> RECORDS FOR THIS EXERCISE:
☆ ☆ ☆

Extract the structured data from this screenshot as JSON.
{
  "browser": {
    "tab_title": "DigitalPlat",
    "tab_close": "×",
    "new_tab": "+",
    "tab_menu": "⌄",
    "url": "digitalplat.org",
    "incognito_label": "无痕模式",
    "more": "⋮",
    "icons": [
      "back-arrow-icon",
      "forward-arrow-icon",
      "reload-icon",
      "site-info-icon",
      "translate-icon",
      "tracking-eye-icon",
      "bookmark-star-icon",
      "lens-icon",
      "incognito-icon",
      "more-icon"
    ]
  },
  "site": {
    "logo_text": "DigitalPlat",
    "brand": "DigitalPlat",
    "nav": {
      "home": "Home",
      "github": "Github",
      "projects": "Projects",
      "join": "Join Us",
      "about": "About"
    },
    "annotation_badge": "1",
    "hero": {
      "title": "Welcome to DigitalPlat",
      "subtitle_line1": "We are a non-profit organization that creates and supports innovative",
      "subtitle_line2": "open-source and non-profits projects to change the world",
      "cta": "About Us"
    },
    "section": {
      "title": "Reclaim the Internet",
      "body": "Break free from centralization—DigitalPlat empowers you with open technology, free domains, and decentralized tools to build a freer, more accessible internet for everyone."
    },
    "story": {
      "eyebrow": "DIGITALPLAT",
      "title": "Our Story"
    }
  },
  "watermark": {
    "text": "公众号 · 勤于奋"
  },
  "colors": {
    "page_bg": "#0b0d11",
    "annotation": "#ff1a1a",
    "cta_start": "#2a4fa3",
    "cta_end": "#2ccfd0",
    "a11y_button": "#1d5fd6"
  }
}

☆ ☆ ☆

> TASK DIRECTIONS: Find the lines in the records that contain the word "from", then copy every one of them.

> TASK RESULT:
Extract the structured data from this screenshot as JSON.
      "body": "Break free from centralization—DigitalPlat empowers you with open technology, free domains, and decentralized tools to build a freer, more accessible internet for everyone."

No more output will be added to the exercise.